### [About this task]
Look through the entries below and say how many lines contain the string "folder". Give the number only.

(Records from a dataset)
━━━━━━━━
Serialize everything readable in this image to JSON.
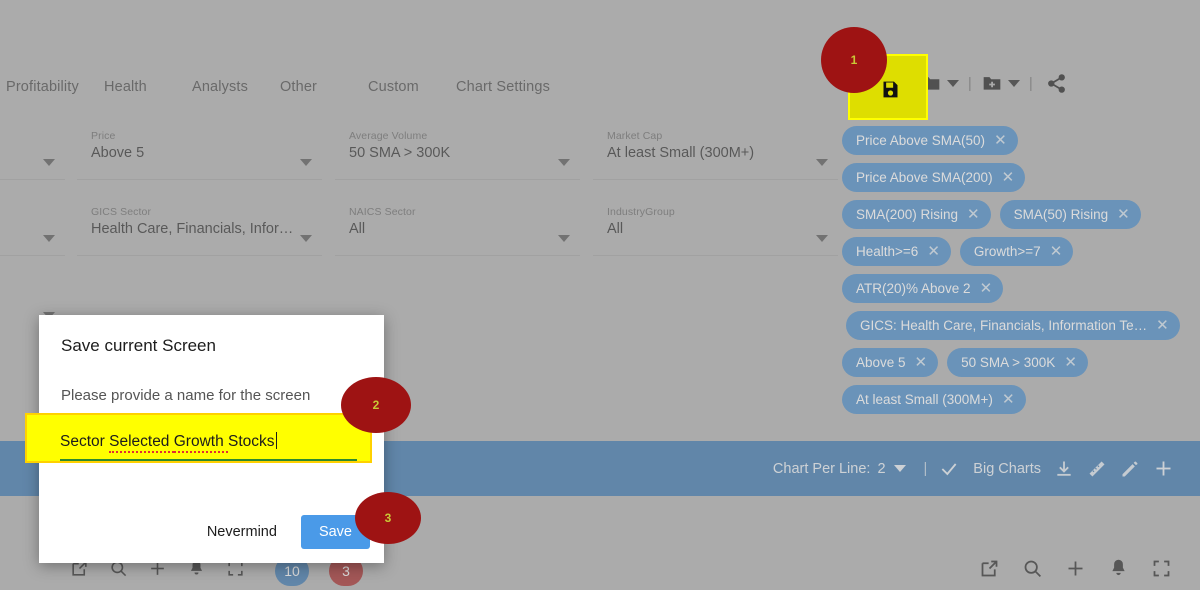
{
  "theme": {
    "page_bg": "#ababab",
    "chip_blue": "#3b82c4",
    "action_bar_blue": "#2c6ca8",
    "highlight_yellow": "#ffff00",
    "save_button_blue": "#4a9ae8",
    "badge_red": "#9e1313"
  },
  "tabs": [
    {
      "label": "Profitability"
    },
    {
      "label": "Health"
    },
    {
      "label": "Analysts"
    },
    {
      "label": "Other"
    },
    {
      "label": "Custom"
    },
    {
      "label": "Chart Settings"
    }
  ],
  "filters": [
    {
      "label": "Price",
      "value": "Above 5"
    },
    {
      "label": "Average Volume",
      "value": "50 SMA > 300K"
    },
    {
      "label": "Market Cap",
      "value": "At least Small (300M+)"
    },
    {
      "label": "GICS Sector",
      "value": "Health Care, Financials, Infor…"
    },
    {
      "label": "NAICS Sector",
      "value": "All"
    },
    {
      "label": "IndustryGroup",
      "value": "All"
    }
  ],
  "chips": [
    {
      "label": "Price Above SMA(50)",
      "remove": "✕"
    },
    {
      "label": "Price Above SMA(200)",
      "remove": "✕"
    },
    {
      "label": "SMA(200) Rising",
      "remove": "✕"
    },
    {
      "label": "SMA(50) Rising",
      "remove": "✕"
    },
    {
      "label": "Health>=6",
      "remove": "✕"
    },
    {
      "label": "Growth>=7",
      "remove": "✕"
    },
    {
      "label": "ATR(20)% Above 2",
      "remove": "✕"
    },
    {
      "label": "GICS: Health Care, Financials, Information Te…",
      "remove": "✕"
    },
    {
      "label": "Above 5",
      "remove": "✕"
    },
    {
      "label": "50 SMA > 300K",
      "remove": "✕"
    },
    {
      "label": "At least Small (300M+)",
      "remove": "✕"
    }
  ],
  "toolbar": {
    "save_icon": "floppy-disk-icon",
    "open_folder_icon": "folder-icon",
    "new_folder_icon": "folder-plus-icon",
    "share_icon": "share-icon",
    "divider": "|"
  },
  "action_bar": {
    "chart_per_line_label": "Chart Per Line:",
    "chart_per_line_value": "2",
    "divider": "|",
    "check_icon": "check-icon",
    "big_charts_label": "Big Charts",
    "download_icon": "download-icon",
    "ruler_icon": "ruler-icon",
    "pencil_icon": "pencil-icon",
    "plus_icon": "plus-icon"
  },
  "bottom_bar": {
    "left_icons": [
      "external-link-icon",
      "search-icon",
      "plus-icon",
      "bell-icon",
      "fullscreen-icon"
    ],
    "counters": [
      {
        "value": "10",
        "color": "blue"
      },
      {
        "value": "3",
        "color": "red"
      }
    ],
    "right_icons": [
      "external-link-icon",
      "search-icon",
      "plus-icon",
      "bell-icon",
      "fullscreen-icon"
    ]
  },
  "dialog": {
    "title": "Save current Screen",
    "prompt": "Please provide a name for the screen",
    "name_value": "Sector Selected Growth Stocks",
    "name_placeholder": "",
    "name_misspelled_words": [
      "Selected",
      "Growth"
    ],
    "cancel_label": "Nevermind",
    "save_label": "Save"
  },
  "annotations": [
    {
      "number": "1",
      "target": "save-toolbar-button"
    },
    {
      "number": "2",
      "target": "screen-name-input"
    },
    {
      "number": "3",
      "target": "dialog-save-button"
    }
  ]
}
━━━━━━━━
### [Task solution]
2